When I was in Springfield visiting Elsie and Red Velvet, Emma told me about this crazy place in southern California called Salvation Mountain. She had stopped there once on a trip from Cali to Missouri and said it was really incredible, so I figured I'd try and stop by if my route back west took me through the area. Fortunately, I was actually driving right through that area, so I went to have a look! She wasn't kidding, it really is a most incredible sight. Very bizarre too. It's set in this sort of crazy area that I feel like only exists in movies- but it's real life. Right beyond Salvation Mountain is a place called Slab City, which is basically just this abandoned wasteland-like deserty area where people in run down RVs of the same vintage as the Brave just park and camp for free. And they just live there. It's kinda crazy. I would've stayed there, but I would've rather had someone with me to do that. I suspect there are quite a few bizarre characters living out there. I have been trying to be more out-there lately, as far as extroversion goes, but it's still slow coming. There are some days when I feel okay interacting with strangers and the crazy folks I've encountered on this trip, but on the day I was there, I just was feeling very introverted, so I suspect I wouldn't have said hi to any locals anyway.
But as for Salvation Mountain itself, it was just awe inspiring. The whole place is just an explosion of color and joy. It's made by this old 79 year old man named Leonard who has spent decades creating it out of adobe and paint. He's started making this other cavelike area on the right hand side of the mountain and I almost think that area is even more incredible than the mountain itself. I wish I had taken video of it because photos just don't give you the full effect. Alas, I'm still not used to having a phone that has video capabilities and totally forgot that I could do that.

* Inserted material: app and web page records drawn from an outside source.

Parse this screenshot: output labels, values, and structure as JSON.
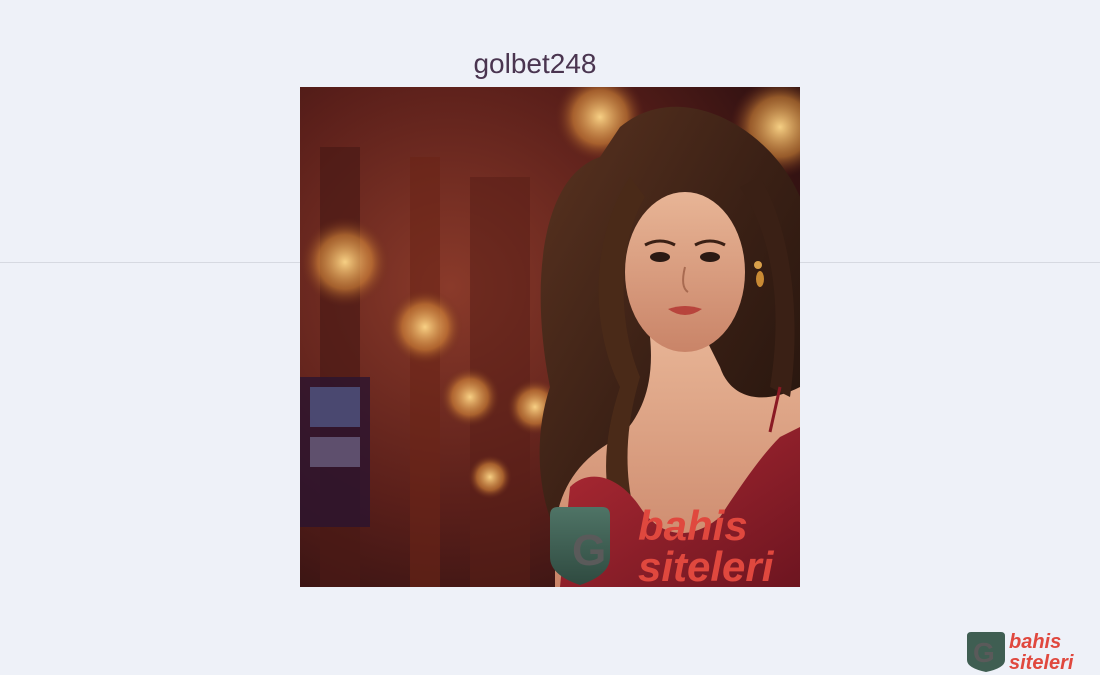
{
  "page": {
    "title": "golbet248"
  },
  "hero": {
    "image_alt": "Woman in red dress in casino setting",
    "watermark": {
      "line1": "bahis",
      "line2": "siteleri",
      "badge_letter": "G"
    }
  },
  "corner_logo": {
    "line1": "bahis",
    "line2": "siteleri",
    "badge_letter": "G"
  },
  "colors": {
    "background": "#eef1f8",
    "brand_red": "#e0483e",
    "badge_green": "#3f5e52",
    "title": "#4a3550"
  }
}
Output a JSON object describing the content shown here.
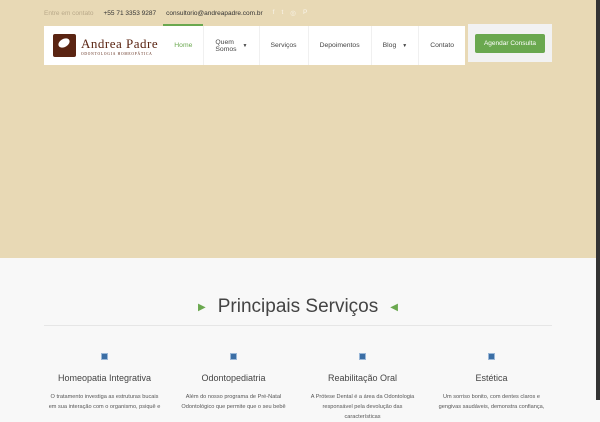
{
  "topbar": {
    "contact_label": "Entre em contato",
    "phone": "+55 71 3353 9287",
    "email": "consultorio@andreapadre.com.br"
  },
  "logo": {
    "name": "Andrea Padre",
    "subtitle": "ODONTOLOGIA HOMEOPÁTICA"
  },
  "menu": [
    {
      "label": "Home",
      "active": true
    },
    {
      "label": "Quem Somos",
      "dropdown": true
    },
    {
      "label": "Serviços"
    },
    {
      "label": "Depoimentos"
    },
    {
      "label": "Blog",
      "dropdown": true
    },
    {
      "label": "Contato"
    }
  ],
  "cta": "Agendar Consulta",
  "section": {
    "title": "Principais Serviços"
  },
  "services": [
    {
      "title": "Homeopatia Integrativa",
      "text": "O tratamento investiga as estruturas bucais em sua interação com o organismo, psiquê e"
    },
    {
      "title": "Odontopediatria",
      "text": "Além do nosso programa de Pré-Natal Odontológico que permite que o seu bebê"
    },
    {
      "title": "Reabilitação Oral",
      "text": "A Prótese Dental é a área da Odontologia responsável pela devolução das características"
    },
    {
      "title": "Estética",
      "text": "Um sorriso bonito, com dentes claros e gengivas saudáveis, demonstra confiança,"
    }
  ]
}
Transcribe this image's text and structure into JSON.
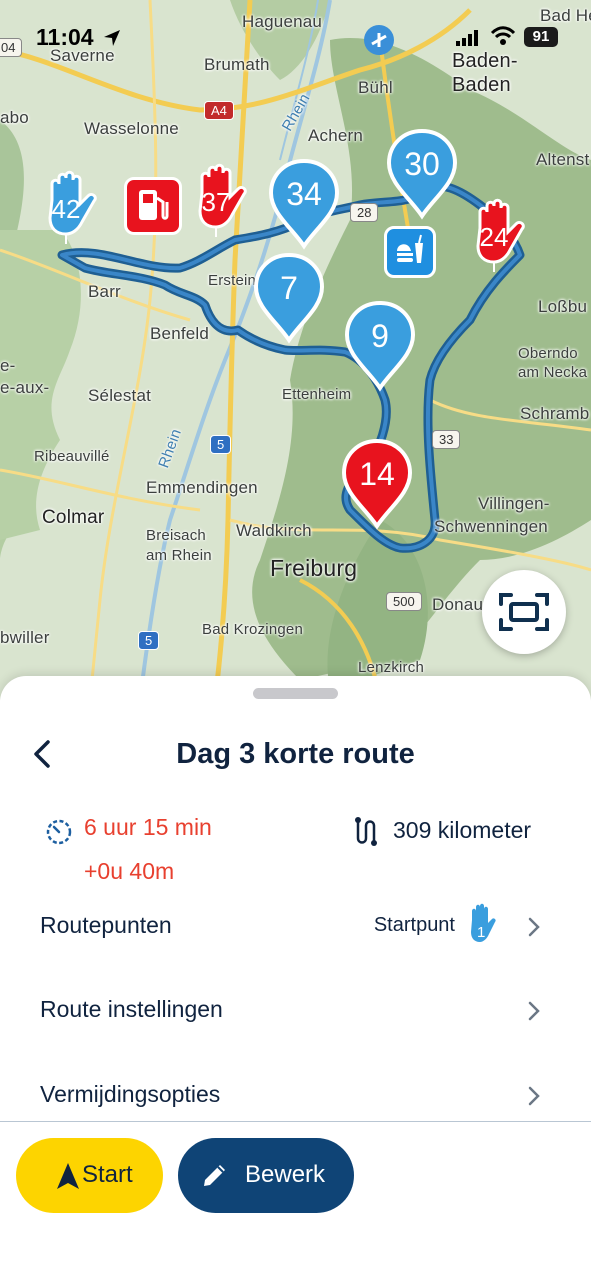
{
  "status_bar": {
    "time": "11:04",
    "battery": "91"
  },
  "map": {
    "places": {
      "haguenau": "Haguenau",
      "saverne": "Saverne",
      "brumath": "Brumath",
      "buhl": "Bühl",
      "baden_baden_1": "Baden-",
      "baden_baden_2": "Baden",
      "bad_he": "Bad He",
      "altenst": "Altenst",
      "wasselonne": "Wasselonne",
      "achern": "Achern",
      "abo": "abo",
      "erstein": "Erstein",
      "barr": "Barr",
      "benfeld": "Benfeld",
      "lossbu": "Loßbu",
      "oberndorf_1": "Oberndo",
      "oberndorf_2": "am Necka",
      "aux": "e-aux-",
      "e_prefix": "e-",
      "selestat": "Sélestat",
      "ettenheim": "Ettenheim",
      "schramb": "Schramb",
      "ribeauville": "Ribeauvillé",
      "emmendingen": "Emmendingen",
      "villingen_1": "Villingen-",
      "villingen_2": "Schwenningen",
      "colmar": "Colmar",
      "waldkirch": "Waldkirch",
      "breisach_1": "Breisach",
      "breisach_2": "am Rhein",
      "freiburg": "Freiburg",
      "donau": "Donau",
      "bwiller": "bwiller",
      "bad_krozingen": "Bad Krozingen",
      "lenzkirch": "Lenzkirch",
      "rhein_1": "Rhein",
      "rhein_2": "Rhein"
    },
    "roads": {
      "a4": "A4",
      "r28": "28",
      "r5a": "5",
      "r5b": "5",
      "r33": "33",
      "r500": "500",
      "r04": "04"
    },
    "markers": {
      "start": "42",
      "fuel_stop": "37",
      "wp_34": "34",
      "wp_30": "30",
      "wp_24": "24",
      "wp_7": "7",
      "wp_9": "9",
      "wp_14": "14"
    },
    "colors": {
      "route": "#2a6fa8",
      "pin_blue": "#3a9ede",
      "pin_red": "#e8131e",
      "accent": "#fdd400",
      "primary": "#0f4476"
    }
  },
  "sheet": {
    "title": "Dag 3 korte route",
    "duration": "6 uur 15 min",
    "duration_delta": "+0u 40m",
    "distance": "309 kilometer",
    "rows": [
      {
        "label": "Routepunten",
        "value": "Startpunt",
        "value_icon": "1"
      },
      {
        "label": "Route instellingen"
      },
      {
        "label": "Vermijdingsopties"
      }
    ],
    "buttons": {
      "start": "Start",
      "edit": "Bewerk"
    }
  }
}
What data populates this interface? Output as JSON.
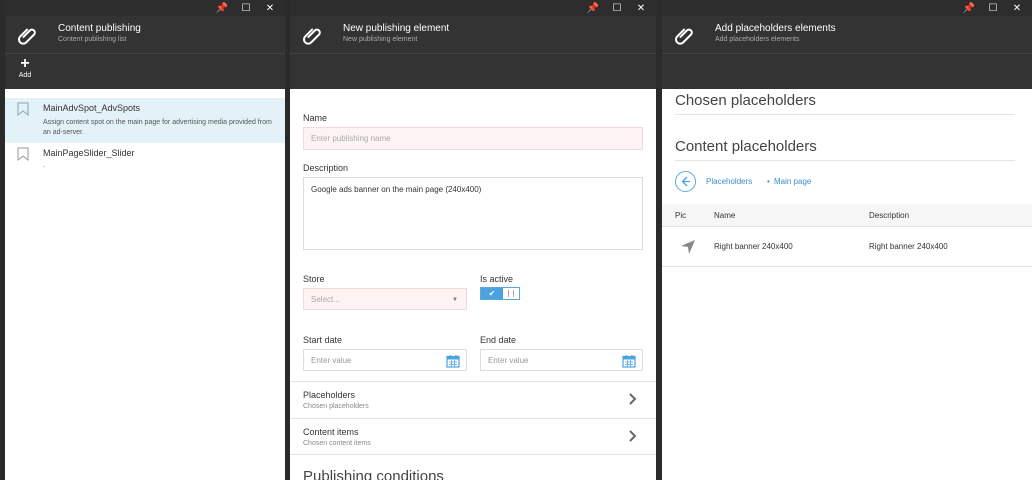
{
  "window_controls": {
    "pin": "📌",
    "maximize": "☐",
    "close": "✕"
  },
  "blade1": {
    "title": "Content publishing",
    "subtitle": "Content publishing list",
    "toolbar": {
      "add_label": "Add"
    },
    "items": [
      {
        "title": "MainAdvSpot_AdvSpots",
        "description": "Assign content spot on the main page for advertising media provided from an ad-server.",
        "selected": true
      },
      {
        "title": "MainPageSlider_Slider",
        "description": ".",
        "selected": false
      }
    ]
  },
  "blade2": {
    "title": "New publishing element",
    "subtitle": "New publishing element",
    "name_label": "Name",
    "name_placeholder": "Enter publishing name",
    "description_label": "Description",
    "description_value": "Google ads banner on the main page (240x400)",
    "store_label": "Store",
    "store_placeholder": "Select...",
    "is_active_label": "Is active",
    "is_active": true,
    "start_date_label": "Start date",
    "start_date_placeholder": "Enter value",
    "end_date_label": "End date",
    "end_date_placeholder": "Enter value",
    "sections": [
      {
        "title": "Placeholders",
        "subtitle": "Chosen placeholders"
      },
      {
        "title": "Content items",
        "subtitle": "Chosen content items"
      }
    ],
    "publishing_conditions_heading": "Publishing conditions"
  },
  "blade3": {
    "title": "Add placeholders elements",
    "subtitle": "Add placeholders elements",
    "chosen_heading": "Chosen placeholders",
    "content_heading": "Content placeholders",
    "breadcrumb": [
      "Placeholders",
      "Main page"
    ],
    "breadcrumb_sep": "•",
    "columns": [
      "Pic",
      "Name",
      "Description"
    ],
    "rows": [
      {
        "name": "Right banner 240x400",
        "description": "Right banner 240x400"
      }
    ]
  },
  "colors": {
    "header_bg": "#333333",
    "accent": "#4aa3df",
    "selected_row": "#e3f2f8",
    "required_field": "#fdf3f3"
  },
  "icons": {
    "header": "paperclip-icon",
    "list_item": "bookmark-icon",
    "date": "calendar-icon",
    "nav": "chevron-right-icon",
    "row": "location-arrow-icon"
  }
}
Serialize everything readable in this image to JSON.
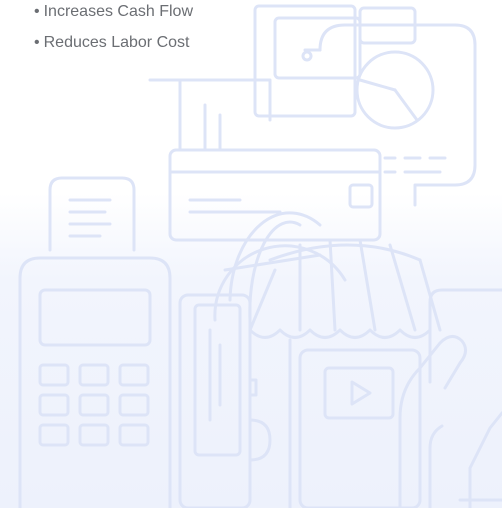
{
  "benefits": {
    "bullet": "•",
    "items": [
      {
        "label": "Increases Cash Flow"
      },
      {
        "label": "Reduces Labor Cost"
      }
    ]
  },
  "illustration": {
    "stroke_color": "#dde4f7",
    "icons": [
      "receipt-icon",
      "pie-chart-icon",
      "credit-card-icon",
      "card-terminal-icon",
      "globe-icon",
      "storefront-icon",
      "mobile-card-reader-icon",
      "tablet-icon",
      "hand-holding-phone-icon",
      "video-play-icon"
    ]
  }
}
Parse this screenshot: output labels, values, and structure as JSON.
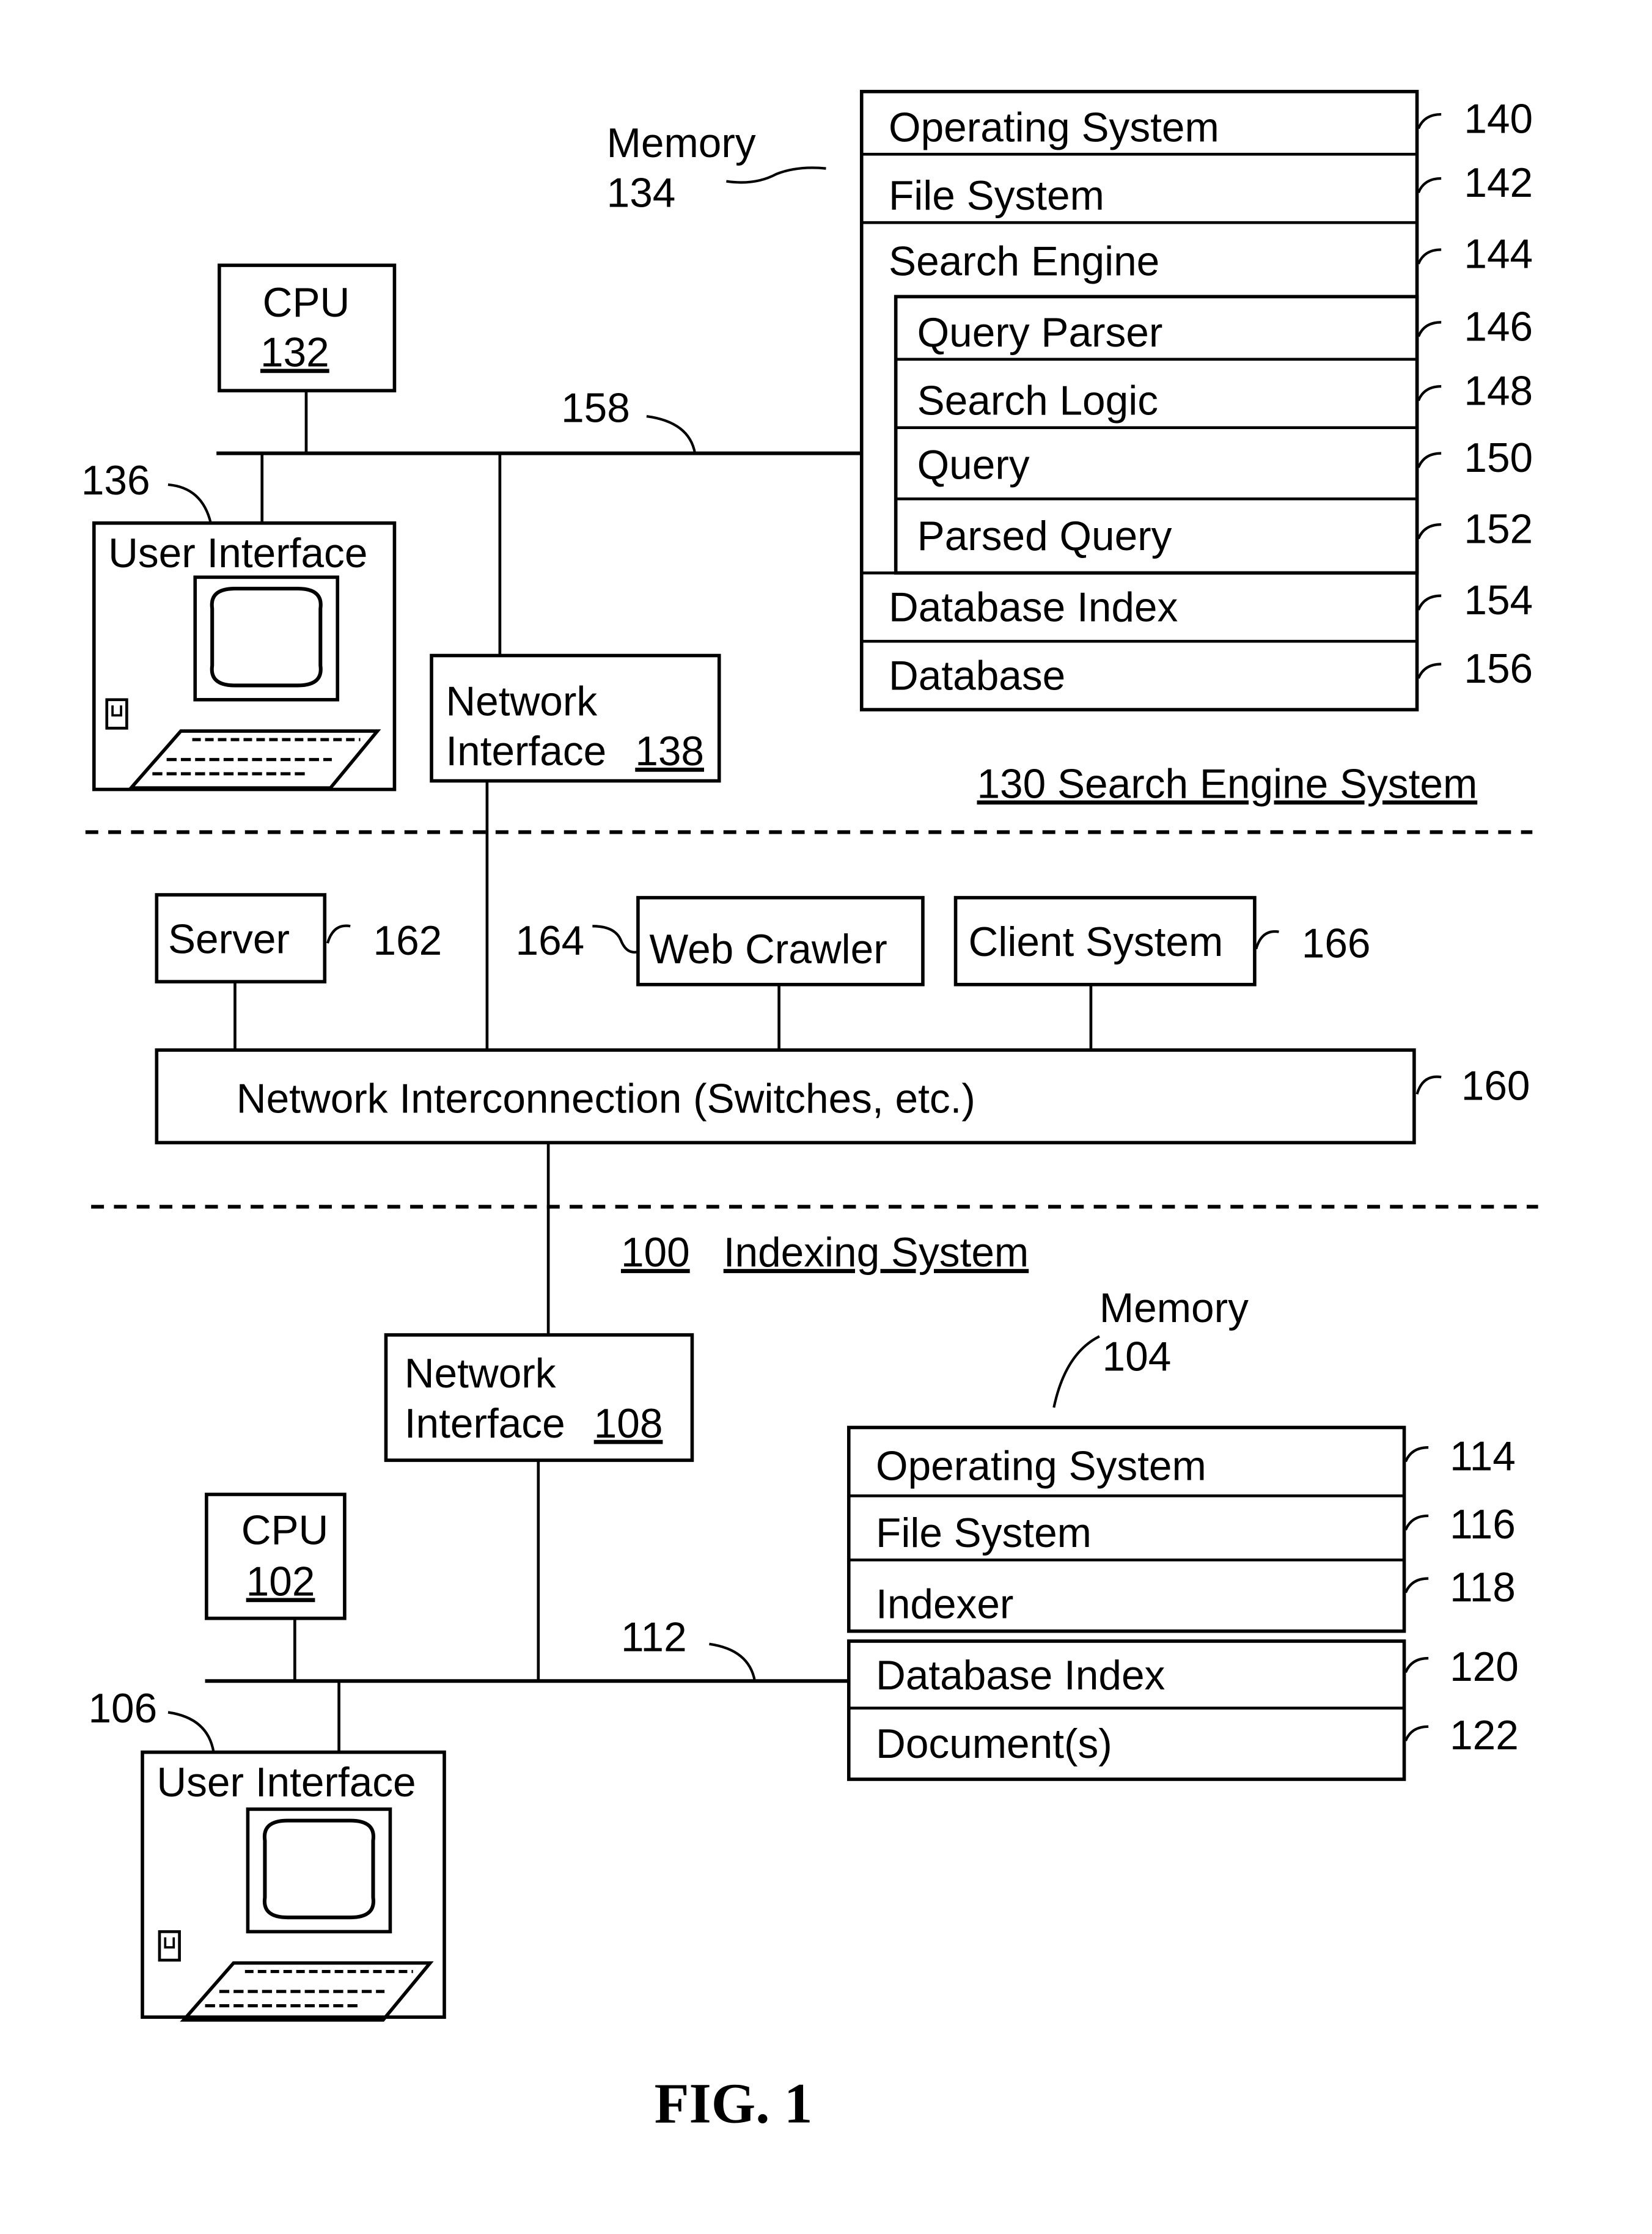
{
  "figure": {
    "caption": "FIG. 1"
  },
  "search_engine_system": {
    "label": "130 Search Engine System",
    "cpu": {
      "name": "CPU",
      "ref": "132"
    },
    "memory": {
      "name": "Memory",
      "ref": "134"
    },
    "user_interface": {
      "label": "User Interface",
      "ref": "136"
    },
    "network_interface": {
      "line1": "Network",
      "line2": "Interface",
      "ref": "138"
    },
    "bus_ref": "158",
    "memory_modules": [
      {
        "label": "Operating System",
        "ref": "140"
      },
      {
        "label": "File System",
        "ref": "142"
      },
      {
        "label": "Search Engine",
        "ref": "144"
      },
      {
        "label": "Query Parser",
        "ref": "146"
      },
      {
        "label": "Search Logic",
        "ref": "148"
      },
      {
        "label": "Query",
        "ref": "150"
      },
      {
        "label": "Parsed Query",
        "ref": "152"
      },
      {
        "label": "Database Index",
        "ref": "154"
      },
      {
        "label": "Database",
        "ref": "156"
      }
    ]
  },
  "network": {
    "interconnection": {
      "label": "Network Interconnection (Switches, etc.)",
      "ref": "160"
    },
    "server": {
      "label": "Server",
      "ref": "162"
    },
    "web_crawler": {
      "label": "Web Crawler",
      "ref": "164"
    },
    "client_system": {
      "label": "Client System",
      "ref": "166"
    }
  },
  "indexing_system": {
    "ref": "100",
    "label": "Indexing System",
    "cpu": {
      "name": "CPU",
      "ref": "102"
    },
    "memory": {
      "name": "Memory",
      "ref": "104"
    },
    "user_interface": {
      "label": "User Interface",
      "ref": "106"
    },
    "network_interface": {
      "line1": "Network",
      "line2": "Interface",
      "ref": "108"
    },
    "bus_ref": "112",
    "memory_modules": [
      {
        "label": "Operating System",
        "ref": "114"
      },
      {
        "label": "File System",
        "ref": "116"
      },
      {
        "label": "Indexer",
        "ref": "118"
      },
      {
        "label": "Database Index",
        "ref": "120"
      },
      {
        "label": "Document(s)",
        "ref": "122"
      }
    ]
  }
}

I think a lot of people would think that Leonard is a bat-shit crazy old dude, living in the middle of nowhere and building this crazy mountain, but I thought it was endearing and very inspiring to see someone just doing something they are passionate about- even if other people think it's crazy. Not everyone is called to live a "normal" American life, and I think those who aren't often get chastised for being weird, but I appreciate when people follow what they feel passionate about. I actually really love those odd folks living on the fringes of society. Most people forget about them and it's a shame because they often have such rich and interesting lives.
I haven't felt that inspired to do outfit posts lately. Nothing in my closet is really meshing with me- well, not nothing, but I'm having trouble figuring out my style. The past year and a half I've been quite feminine in my style and while I loved that, I think I'm sinking back into my more tomboy roots. The style pendulum swung far in the opposite direction from my younger days as a complete tomboy, and now it looks like it's settling somewhere in between the two. Unfortunately, my closet does not reflect this, since all my clothes are still the same ones I've worn the past year. I'm working on reworking what I've got to reflect more of who I feel like I am now, but it's been less than successful.
It's strange. I feel like a completely different person than the girl who rolled out of Anchorage two and a half months ago. I know this can't be true, but I feel like it. It is funny coming back up through California, thinking about the girl I was the last time I was driving through Cali. Today I drove right by The Nut Tree and reflected on being at the Nut Tree two months ago. So crazy! Maybe I haven't really changed that much, perhaps I just know myself better. Either way, I feel very positive. I'm thrilled to see what happens next. And I think I'm ready for it. I hate saying that because inevitably a curve ball gets thrown your way and that feeling of being ready for anything quickly is replaced by coping with new life circumstances. I was reading Melissa's blog, Dear Baby, today and she did a post talking about that quote, "If you want to make God laugh, tell him your plans." I think that really is the case. It's hard for me to let go because I'm a big fan of controlling the circumstances surrounding me. I'm trying to learn to let go, but it's hard and my natural tendency is to have everything under control. Have everything planned out. In some ways, this is a positive trait. But at the same time, being able to let go, be flexible, and adapt are all things that I'm working on. And trusting that things will work out, even if I don't have them all figured out.
*I found this blog post on Slab City/Salvation mountain that was pretty good if you want to know more about it*